Vreeland died Aug. 23 in San Diego after heart surgery. She was 71.
Born in Racine, Wis., Vreeland grew up in North Hollywood, where trips to the library with her father, an aviation production manager, introduced her to the poetry of Robert Louis Stevenson, the short stories of Guy de Maupassant and the power of words.
“I was a too-sensitive child,” she later would write, “unable to distinguish between truth and fiction, prone to nightmares, gouged by cruelty.” Parental attempts at soothing her — “It’s only a story” — carried little weight then and would strike her as ironic later, after her own literary career took hold.
From her mother came a love of the visual arts, passed down through relatives who painted portraits and landscapes.
After the family moved to San Diego, a neighbor going out of town on a trip asked Vreeland to water the plants. The neighbor was Harriet Haskell, an English professor at San Diego State University, and her house was filled with art books, pottery and weavings that filled the 12-year-old with a sense of exotic wonder that decades later she turned into one of her first published short stories.
After majoring in literature at San Diego State, Vreeland spent 30 years in the classrooms at Madison and University City high schools teaching and began writing articles about art, culture and travel. But the idea of writing a book intimidated her until a friend suggested she take it one step at a time: “Can you write a chapter?”
Her first novel, “What Love Sees,” told the story of Forrest and Jean Holly, a blind couple who raised four children on a ranch in Ramona. It was turned into a TV movie in 1996.
“Girl in Hyacinth Blue,” which traces a purported Vermeer painting across the centuries and through the lives of the people who owned it, was published in 1999, while the author was battling lymphoma. It was a Times’ bestseller.
“True to the spirit of Vermeer, Vreeland uses art as a vehicle for capturing special moments in the lives of ordinary people,” Booklist said in its review. “True, too, to Vermeer’s legacy, she creates art that brings a unique pleasure into the lives of ordinary readers.”
Six more books followed, including “The Passion of Artemisia” in 2002, about an Italian Baroque painter; “Luncheon of the Boating Party” (2007), about Renoir; and “Clara and Mr. Tiffany” (2011), about the artist behind the leaded-glass lamps. All were Times’ bestsellers. Her books have been translated into more than 26 languages.
In a 2014 interview with the Union-Tribune, Vreeland said, “Writers have to be observant.
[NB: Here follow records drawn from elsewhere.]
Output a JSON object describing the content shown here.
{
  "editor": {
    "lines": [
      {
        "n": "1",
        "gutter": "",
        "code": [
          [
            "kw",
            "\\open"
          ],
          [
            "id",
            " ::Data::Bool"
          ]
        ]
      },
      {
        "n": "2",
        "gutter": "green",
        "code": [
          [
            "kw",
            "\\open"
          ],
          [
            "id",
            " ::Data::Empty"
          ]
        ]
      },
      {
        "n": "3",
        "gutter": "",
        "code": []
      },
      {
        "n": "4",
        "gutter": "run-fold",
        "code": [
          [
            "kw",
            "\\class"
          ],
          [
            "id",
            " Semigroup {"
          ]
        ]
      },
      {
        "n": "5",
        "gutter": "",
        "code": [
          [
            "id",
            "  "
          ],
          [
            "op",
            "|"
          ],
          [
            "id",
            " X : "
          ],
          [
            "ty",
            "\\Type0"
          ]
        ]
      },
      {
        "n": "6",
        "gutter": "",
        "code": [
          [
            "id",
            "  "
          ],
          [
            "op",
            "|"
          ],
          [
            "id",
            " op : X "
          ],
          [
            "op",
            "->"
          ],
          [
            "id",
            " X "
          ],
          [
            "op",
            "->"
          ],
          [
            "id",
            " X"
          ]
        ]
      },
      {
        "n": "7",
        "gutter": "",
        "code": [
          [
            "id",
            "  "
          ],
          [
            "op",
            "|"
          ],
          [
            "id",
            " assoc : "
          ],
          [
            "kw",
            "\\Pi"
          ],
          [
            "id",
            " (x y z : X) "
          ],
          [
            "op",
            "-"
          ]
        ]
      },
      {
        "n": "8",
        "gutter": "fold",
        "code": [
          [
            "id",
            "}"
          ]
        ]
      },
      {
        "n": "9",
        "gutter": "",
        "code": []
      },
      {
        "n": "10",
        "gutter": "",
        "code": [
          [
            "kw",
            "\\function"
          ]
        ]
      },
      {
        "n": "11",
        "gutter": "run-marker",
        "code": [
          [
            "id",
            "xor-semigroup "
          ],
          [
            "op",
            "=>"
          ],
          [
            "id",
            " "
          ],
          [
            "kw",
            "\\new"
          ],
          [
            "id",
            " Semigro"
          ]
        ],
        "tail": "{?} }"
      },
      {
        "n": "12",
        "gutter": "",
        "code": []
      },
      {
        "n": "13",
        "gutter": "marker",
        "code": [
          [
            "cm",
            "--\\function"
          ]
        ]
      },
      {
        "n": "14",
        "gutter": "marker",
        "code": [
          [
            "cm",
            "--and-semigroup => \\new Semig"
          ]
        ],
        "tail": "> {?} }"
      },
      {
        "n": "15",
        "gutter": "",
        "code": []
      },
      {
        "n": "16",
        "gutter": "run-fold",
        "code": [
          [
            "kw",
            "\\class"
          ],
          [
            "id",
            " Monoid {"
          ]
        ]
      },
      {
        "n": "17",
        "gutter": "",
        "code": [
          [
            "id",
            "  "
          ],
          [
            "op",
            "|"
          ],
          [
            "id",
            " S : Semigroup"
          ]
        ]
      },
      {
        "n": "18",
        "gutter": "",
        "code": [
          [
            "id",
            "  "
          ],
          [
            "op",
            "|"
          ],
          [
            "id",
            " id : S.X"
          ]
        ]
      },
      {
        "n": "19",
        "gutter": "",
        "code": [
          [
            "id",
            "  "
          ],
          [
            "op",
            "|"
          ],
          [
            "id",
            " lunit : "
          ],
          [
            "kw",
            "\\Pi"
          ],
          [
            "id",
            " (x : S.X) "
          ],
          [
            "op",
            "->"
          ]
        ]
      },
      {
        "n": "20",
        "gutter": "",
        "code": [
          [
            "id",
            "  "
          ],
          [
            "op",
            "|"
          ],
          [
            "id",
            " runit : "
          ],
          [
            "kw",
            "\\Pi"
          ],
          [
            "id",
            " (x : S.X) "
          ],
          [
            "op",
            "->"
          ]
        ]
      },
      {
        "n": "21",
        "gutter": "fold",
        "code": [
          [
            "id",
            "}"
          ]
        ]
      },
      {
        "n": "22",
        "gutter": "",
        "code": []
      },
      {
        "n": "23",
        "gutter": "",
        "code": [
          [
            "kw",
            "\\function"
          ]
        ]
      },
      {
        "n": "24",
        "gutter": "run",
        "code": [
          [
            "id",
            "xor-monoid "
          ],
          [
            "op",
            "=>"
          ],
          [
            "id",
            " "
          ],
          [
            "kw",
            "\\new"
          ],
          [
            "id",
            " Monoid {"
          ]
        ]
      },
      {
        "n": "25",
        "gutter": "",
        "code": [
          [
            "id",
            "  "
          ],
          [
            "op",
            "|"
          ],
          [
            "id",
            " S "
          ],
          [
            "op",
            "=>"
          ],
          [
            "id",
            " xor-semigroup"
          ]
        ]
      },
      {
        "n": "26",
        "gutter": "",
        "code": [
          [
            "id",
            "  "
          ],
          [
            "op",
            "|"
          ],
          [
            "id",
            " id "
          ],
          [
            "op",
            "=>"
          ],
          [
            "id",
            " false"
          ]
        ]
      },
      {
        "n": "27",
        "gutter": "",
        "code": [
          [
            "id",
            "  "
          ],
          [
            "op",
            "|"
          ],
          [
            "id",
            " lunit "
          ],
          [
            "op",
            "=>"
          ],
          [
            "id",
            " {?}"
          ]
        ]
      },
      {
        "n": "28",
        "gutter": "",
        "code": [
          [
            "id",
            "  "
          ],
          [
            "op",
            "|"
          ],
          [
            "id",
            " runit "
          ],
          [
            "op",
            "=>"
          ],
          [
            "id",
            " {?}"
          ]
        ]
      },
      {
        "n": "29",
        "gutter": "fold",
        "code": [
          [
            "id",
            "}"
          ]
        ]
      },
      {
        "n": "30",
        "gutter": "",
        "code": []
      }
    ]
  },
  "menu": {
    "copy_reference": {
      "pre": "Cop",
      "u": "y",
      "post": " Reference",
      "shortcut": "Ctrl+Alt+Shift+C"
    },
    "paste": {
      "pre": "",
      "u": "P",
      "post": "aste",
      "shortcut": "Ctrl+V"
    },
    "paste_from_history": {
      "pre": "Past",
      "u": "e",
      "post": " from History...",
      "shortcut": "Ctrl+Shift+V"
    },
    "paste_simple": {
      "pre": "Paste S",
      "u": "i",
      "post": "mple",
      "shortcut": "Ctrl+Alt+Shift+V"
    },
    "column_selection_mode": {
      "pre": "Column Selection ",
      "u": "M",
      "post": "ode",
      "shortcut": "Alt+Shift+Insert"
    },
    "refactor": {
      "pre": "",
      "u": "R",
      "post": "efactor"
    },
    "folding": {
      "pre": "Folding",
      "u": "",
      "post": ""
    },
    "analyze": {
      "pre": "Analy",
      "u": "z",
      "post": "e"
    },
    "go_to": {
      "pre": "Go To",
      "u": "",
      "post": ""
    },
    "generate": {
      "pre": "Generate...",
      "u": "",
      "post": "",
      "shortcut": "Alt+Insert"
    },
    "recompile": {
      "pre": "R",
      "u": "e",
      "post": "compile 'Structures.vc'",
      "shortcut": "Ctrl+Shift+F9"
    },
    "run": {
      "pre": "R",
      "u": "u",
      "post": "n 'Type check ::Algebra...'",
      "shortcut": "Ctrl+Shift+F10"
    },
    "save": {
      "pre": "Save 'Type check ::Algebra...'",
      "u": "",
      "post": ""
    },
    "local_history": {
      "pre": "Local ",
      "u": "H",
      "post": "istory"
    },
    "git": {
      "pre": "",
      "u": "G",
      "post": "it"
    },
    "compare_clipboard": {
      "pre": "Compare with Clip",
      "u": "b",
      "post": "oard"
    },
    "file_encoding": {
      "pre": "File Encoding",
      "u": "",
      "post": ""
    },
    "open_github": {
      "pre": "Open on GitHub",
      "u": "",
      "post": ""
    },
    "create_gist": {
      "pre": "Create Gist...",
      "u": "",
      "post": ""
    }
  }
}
Every nuance, every inflection in a voice, the quality of air even — they all get mixed up in this soup of the story developing in our minds. We can’t ignore these little intuitions because sometimes that’s where you find treasures.”
Vreeland is survived by her husband, Kip Gray.
Wilkens writes for the San Diego Union-Tribune